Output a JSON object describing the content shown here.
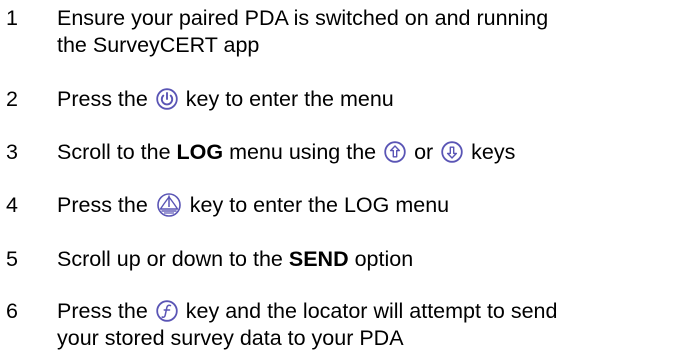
{
  "steps": [
    {
      "number": "1",
      "line1": "Ensure your paired PDA is switched on and running",
      "line2": "the SurveyCERT app"
    },
    {
      "number": "2",
      "before": "Press the",
      "after": "key to enter the menu",
      "icon": "power-icon"
    },
    {
      "number": "3",
      "before": "Scroll to the",
      "bold": "LOG",
      "middle": "menu using the",
      "or": "or",
      "after": "keys",
      "icons": [
        "up-arrow-icon",
        "down-arrow-icon"
      ]
    },
    {
      "number": "4",
      "before": "Press the",
      "after": "key to enter the LOG menu",
      "icon": "antenna-icon"
    },
    {
      "number": "5",
      "before": "Scroll up or down to the",
      "bold": "SEND",
      "after": "option"
    },
    {
      "number": "6",
      "before": "Press the",
      "after": "key and the locator will attempt to send",
      "line2": "your stored survey data to your PDA",
      "icon": "function-icon"
    }
  ],
  "colors": {
    "text": "#000000",
    "icon_accent": "#5a55b5"
  }
}
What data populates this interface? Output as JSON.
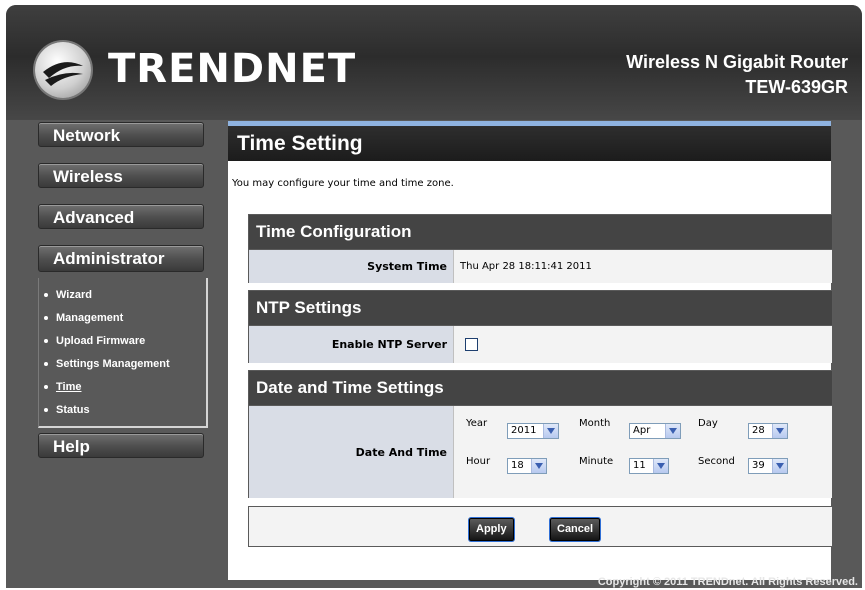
{
  "header": {
    "brand": "TRENDNET",
    "product_name": "Wireless N Gigabit Router",
    "model": "TEW-639GR"
  },
  "sidebar": {
    "menus": [
      "Network",
      "Wireless",
      "Advanced",
      "Administrator",
      "Help"
    ],
    "admin_items": [
      {
        "label": "Wizard",
        "active": false
      },
      {
        "label": "Management",
        "active": false
      },
      {
        "label": "Upload Firmware",
        "active": false
      },
      {
        "label": "Settings Management",
        "active": false
      },
      {
        "label": "Time",
        "active": true
      },
      {
        "label": "Status",
        "active": false
      }
    ]
  },
  "page": {
    "title": "Time Setting",
    "intro": "You may configure your time and time zone."
  },
  "time_config": {
    "heading": "Time Configuration",
    "system_time_label": "System Time",
    "system_time_value": "Thu Apr 28 18:11:41 2011"
  },
  "ntp": {
    "heading": "NTP Settings",
    "enable_label": "Enable NTP Server",
    "enabled": false
  },
  "date_time": {
    "heading": "Date and Time Settings",
    "row_label": "Date And Time",
    "year_label": "Year",
    "year_value": "2011",
    "month_label": "Month",
    "month_value": "Apr",
    "day_label": "Day",
    "day_value": "28",
    "hour_label": "Hour",
    "hour_value": "18",
    "minute_label": "Minute",
    "minute_value": "11",
    "second_label": "Second",
    "second_value": "39"
  },
  "buttons": {
    "apply": "Apply",
    "cancel": "Cancel"
  },
  "footer": {
    "copyright": "Copyright © 2011 TRENDnet. All Rights Reserved."
  }
}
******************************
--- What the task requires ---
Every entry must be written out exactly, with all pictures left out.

--- Exercise solution ---
Output a JSON object describing the content shown here.
{
  "steps": [
    {
      "number": "1",
      "line1": "Ensure your paired PDA is switched on and running",
      "line2": "the SurveyCERT app"
    },
    {
      "number": "2",
      "before": "Press the",
      "after": "key to enter the menu",
      "icon": "power-icon"
    },
    {
      "number": "3",
      "before": "Scroll to the",
      "bold": "LOG",
      "middle": "menu using the",
      "or": "or",
      "after": "keys",
      "icons": [
        "up-arrow-icon",
        "down-arrow-icon"
      ]
    },
    {
      "number": "4",
      "before": "Press the",
      "after": "key to enter the LOG menu",
      "icon": "antenna-icon"
    },
    {
      "number": "5",
      "before": "Scroll up or down to the",
      "bold": "SEND",
      "after": "option"
    },
    {
      "number": "6",
      "before": "Press the",
      "after": "key and the locator will attempt to send",
      "line2": "your stored survey data to your PDA",
      "icon": "function-icon"
    }
  ],
  "colors": {
    "text": "#000000",
    "icon_accent": "#5a55b5"
  }
}
What data populates this interface? Output as JSON.
{
  "header": {
    "brand": "TRENDNET",
    "product_name": "Wireless N Gigabit Router",
    "model": "TEW-639GR"
  },
  "sidebar": {
    "menus": [
      "Network",
      "Wireless",
      "Advanced",
      "Administrator",
      "Help"
    ],
    "admin_items": [
      {
        "label": "Wizard",
        "active": false
      },
      {
        "label": "Management",
        "active": false
      },
      {
        "label": "Upload Firmware",
        "active": false
      },
      {
        "label": "Settings Management",
        "active": false
      },
      {
        "label": "Time",
        "active": true
      },
      {
        "label": "Status",
        "active": false
      }
    ]
  },
  "page": {
    "title": "Time Setting",
    "intro": "You may configure your time and time zone."
  },
  "time_config": {
    "heading": "Time Configuration",
    "system_time_label": "System Time",
    "system_time_value": "Thu Apr 28 18:11:41 2011"
  },
  "ntp": {
    "heading": "NTP Settings",
    "enable_label": "Enable NTP Server",
    "enabled": false
  },
  "date_time": {
    "heading": "Date and Time Settings",
    "row_label": "Date And Time",
    "year_label": "Year",
    "year_value": "2011",
    "month_label": "Month",
    "month_value": "Apr",
    "day_label": "Day",
    "day_value": "28",
    "hour_label": "Hour",
    "hour_value": "18",
    "minute_label": "Minute",
    "minute_value": "11",
    "second_label": "Second",
    "second_value": "39"
  },
  "buttons": {
    "apply": "Apply",
    "cancel": "Cancel"
  },
  "footer": {
    "copyright": "Copyright © 2011 TRENDnet. All Rights Reserved."
  }
}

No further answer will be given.